We’ve come a long way since the earliest cakes, which were more bread-like and sweetened with honey, with the addition of nuts and dried fruits. Here are three cakes with interesting histories that you will remember the next time you bake or eat them:
1. Red velvet cake
Originating in the US in the 1940s, the word ‘velvet’ that is used describe the cake is actually a throwback to the Victorian era. It meant that the cake had a smoother than usual texture and a finer crumb. Bakers would achieve this by adding cocoa powder into the mix, instead of chocolate. The cake’s red colour came about as a result of the cocoa powder reacting to the acidity in the other cake ingredients. In World War II, however, bakers went a step further by adding beet juice to the batter. It didn’t just enhance the moisture but created a more intense red colour, which contrasted fabulously with the cream cheese white topping. Try this recipe which uses labneh icing instead of cream cheese.
2. Victoria sponge cake
This beautiful cake dates back to the Renaissance, when bakers began using beaten eggs instead of yeast, as a leavener. When English chemist Alfred Bird invented baking powder in 1843, it set the stage for the Victoria sponge cake. While its four core ingredients – flour, sugar, eggs and butter – can seem straightforward, a perfect Victoria sponge depends on creating the perfect consistency and flavour. Try it yourself!
3. Russian cake
Don’t be misled by the name of this delectable cake – it’s actually not Russian. The story goes that a New Orleans, US, baker made the cake because he ran out of ingredients to bake the cake he originally wanted. He made it when the Russian Grand Duke Alexis Romanov visited the city in 1972 during Mardi Gras. Traditionally created by mixing assorted leftover cakes and confectionary scraps, and pressing them into a cake tin with lashings of sweet jam and a topping of fondant icing, the cake is sweet and rich, and a treat for the tastebuds.

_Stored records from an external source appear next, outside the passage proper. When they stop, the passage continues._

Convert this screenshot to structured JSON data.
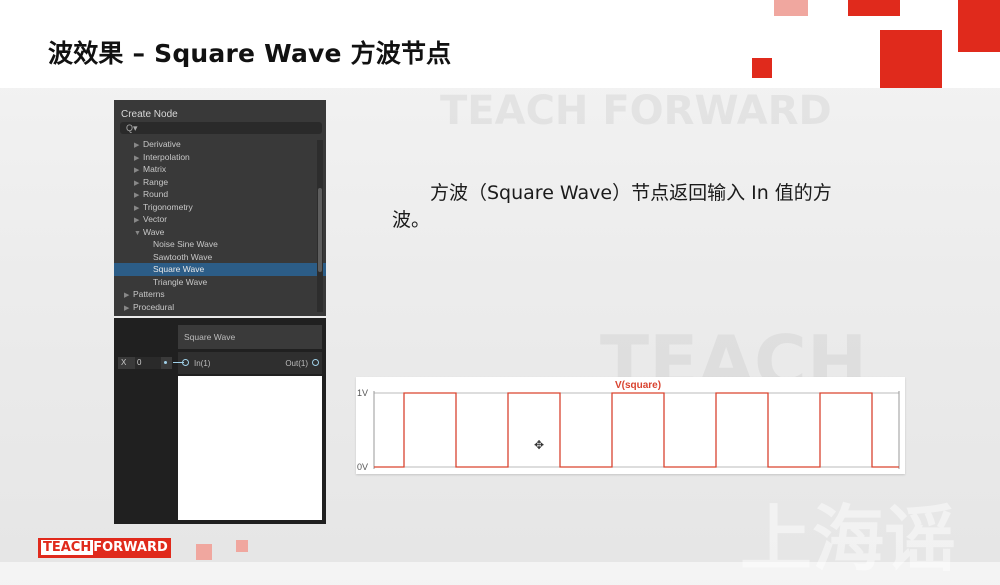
{
  "slide": {
    "title": "波效果 – Square Wave 方波节点",
    "description": "方波（Square Wave）节点返回输入 In 值的方波。",
    "watermark_top": "TEACH FORWARD",
    "watermark_bottom": "TEACH",
    "watermark_cn": "上海谣"
  },
  "create_node": {
    "title": "Create Node",
    "search_placeholder": "Q▾",
    "items": [
      {
        "label": "Derivative",
        "indent": 1,
        "arrow": "▶",
        "selected": false
      },
      {
        "label": "Interpolation",
        "indent": 1,
        "arrow": "▶",
        "selected": false
      },
      {
        "label": "Matrix",
        "indent": 1,
        "arrow": "▶",
        "selected": false
      },
      {
        "label": "Range",
        "indent": 1,
        "arrow": "▶",
        "selected": false
      },
      {
        "label": "Round",
        "indent": 1,
        "arrow": "▶",
        "selected": false
      },
      {
        "label": "Trigonometry",
        "indent": 1,
        "arrow": "▶",
        "selected": false
      },
      {
        "label": "Vector",
        "indent": 1,
        "arrow": "▶",
        "selected": false
      },
      {
        "label": "Wave",
        "indent": 1,
        "arrow": "▼",
        "selected": false
      },
      {
        "label": "Noise Sine Wave",
        "indent": 2,
        "arrow": "",
        "selected": false
      },
      {
        "label": "Sawtooth Wave",
        "indent": 2,
        "arrow": "",
        "selected": false
      },
      {
        "label": "Square Wave",
        "indent": 2,
        "arrow": "",
        "selected": true
      },
      {
        "label": "Triangle Wave",
        "indent": 2,
        "arrow": "",
        "selected": false
      },
      {
        "label": "Patterns",
        "indent": 0,
        "arrow": "▶",
        "selected": false
      },
      {
        "label": "Procedural",
        "indent": 0,
        "arrow": "▶",
        "selected": false
      }
    ]
  },
  "node": {
    "title": "Square Wave",
    "input_label": "In(1)",
    "output_label": "Out(1)",
    "x_label": "X",
    "x_value": "0"
  },
  "waveform": {
    "title": "V(square)",
    "y_top_label": "1V",
    "y_bottom_label": "0V",
    "line_color": "#d9432f",
    "title_color": "#d9432f"
  },
  "footer": {
    "logo_teach": "TEACH",
    "logo_forward": "FORWARD"
  },
  "colors": {
    "accent": "#e02a1c",
    "selection": "#2c5d87",
    "panel": "#393939"
  }
}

Which of these cakes is your favourite? Play today’s Crossword and tell us at email@example.com.